*What is being asked*
Give the count of lines that hold the word "icon" in this listing, with nothing added.

*Records to process*
== Segment start ==

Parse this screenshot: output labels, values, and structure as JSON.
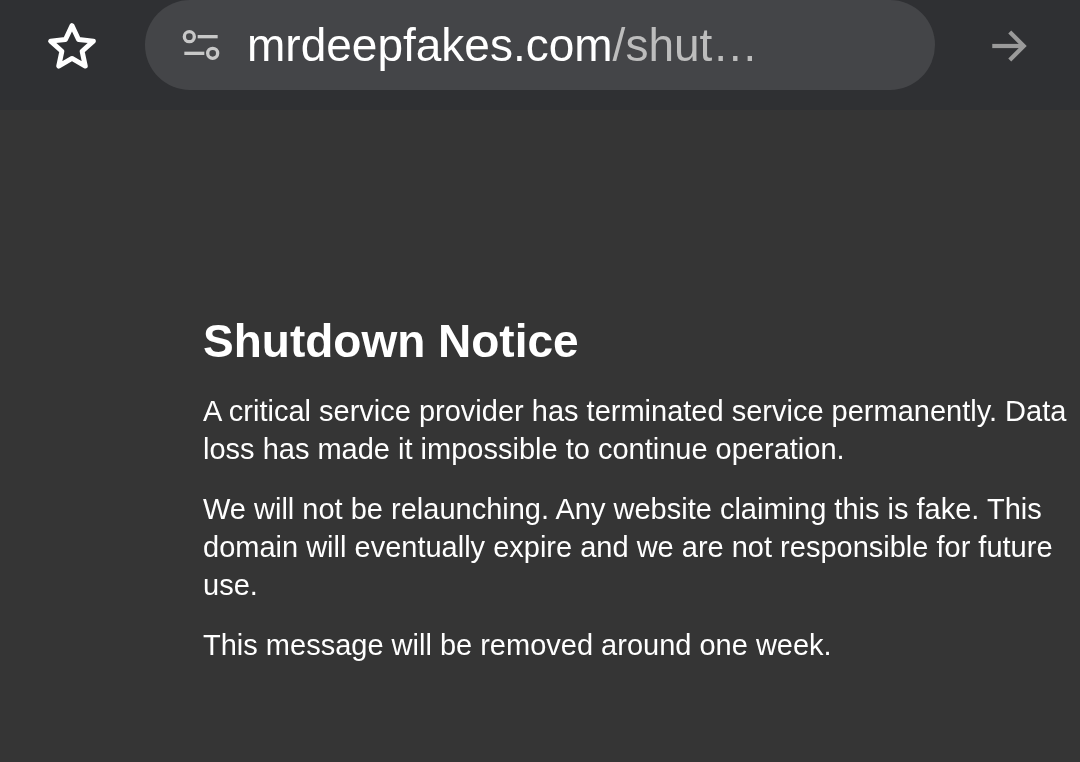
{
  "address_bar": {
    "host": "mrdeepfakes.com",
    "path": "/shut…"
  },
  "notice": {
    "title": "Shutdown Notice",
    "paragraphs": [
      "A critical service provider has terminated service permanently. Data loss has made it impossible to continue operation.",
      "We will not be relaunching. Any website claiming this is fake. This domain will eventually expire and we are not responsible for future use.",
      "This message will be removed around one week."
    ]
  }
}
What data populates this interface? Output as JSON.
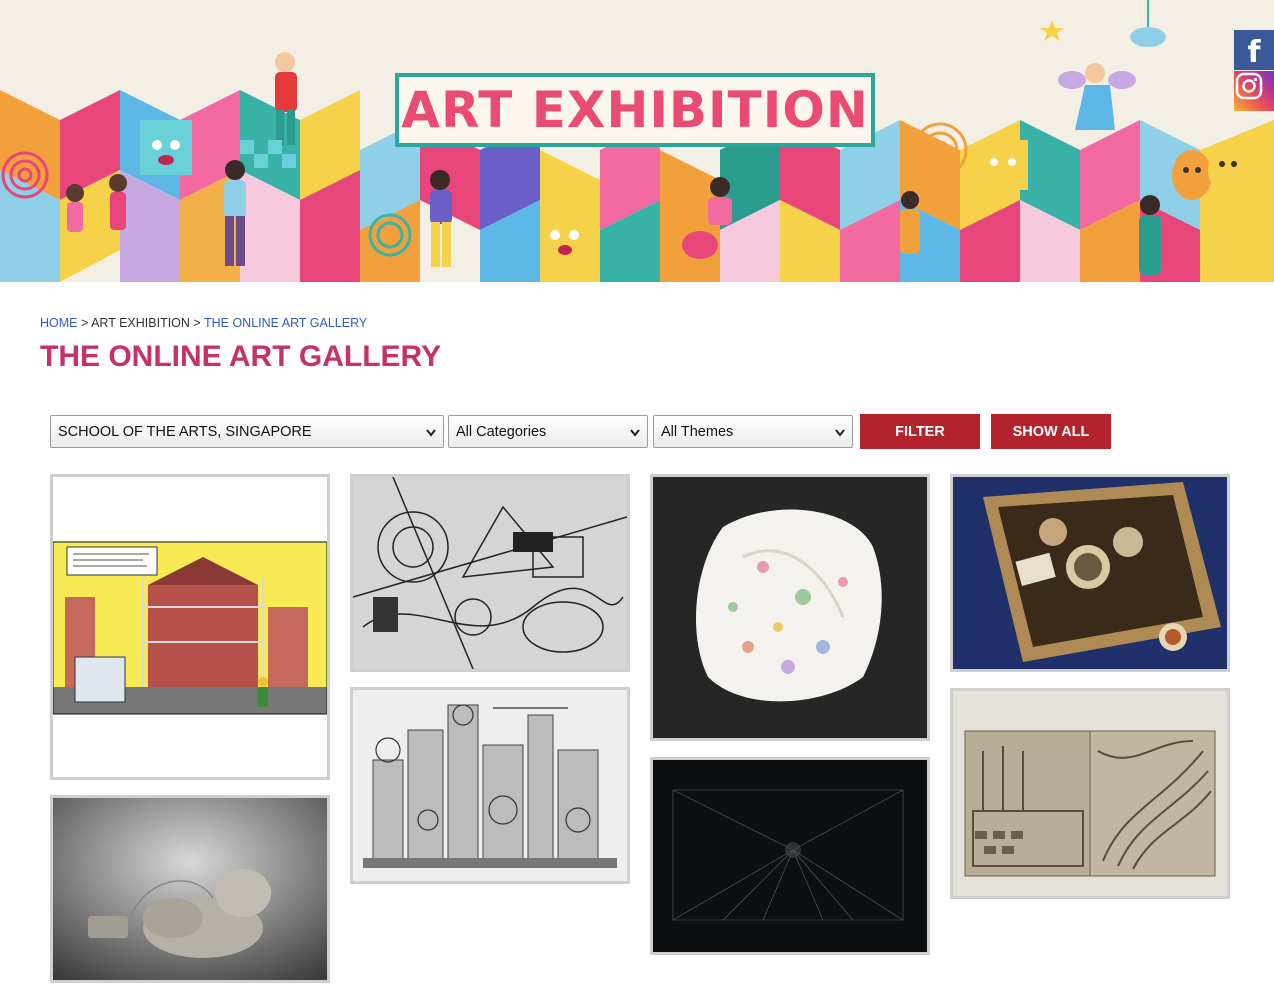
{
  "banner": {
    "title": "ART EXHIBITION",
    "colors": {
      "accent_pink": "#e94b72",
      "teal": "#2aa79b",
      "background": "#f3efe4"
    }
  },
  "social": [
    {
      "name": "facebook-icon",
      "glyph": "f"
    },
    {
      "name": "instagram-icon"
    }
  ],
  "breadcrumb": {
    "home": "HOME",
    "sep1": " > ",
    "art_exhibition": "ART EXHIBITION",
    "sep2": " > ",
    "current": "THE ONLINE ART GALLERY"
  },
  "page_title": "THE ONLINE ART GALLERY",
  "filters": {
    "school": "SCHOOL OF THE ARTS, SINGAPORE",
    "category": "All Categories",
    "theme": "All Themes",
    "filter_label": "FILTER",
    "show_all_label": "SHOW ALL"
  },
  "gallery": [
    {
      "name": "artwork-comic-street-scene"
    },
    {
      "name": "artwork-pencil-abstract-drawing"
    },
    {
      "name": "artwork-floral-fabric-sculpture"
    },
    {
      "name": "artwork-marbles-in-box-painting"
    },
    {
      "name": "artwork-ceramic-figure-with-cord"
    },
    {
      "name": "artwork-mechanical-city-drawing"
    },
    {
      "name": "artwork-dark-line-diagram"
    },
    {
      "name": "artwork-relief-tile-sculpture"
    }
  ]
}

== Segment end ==

*Output*
2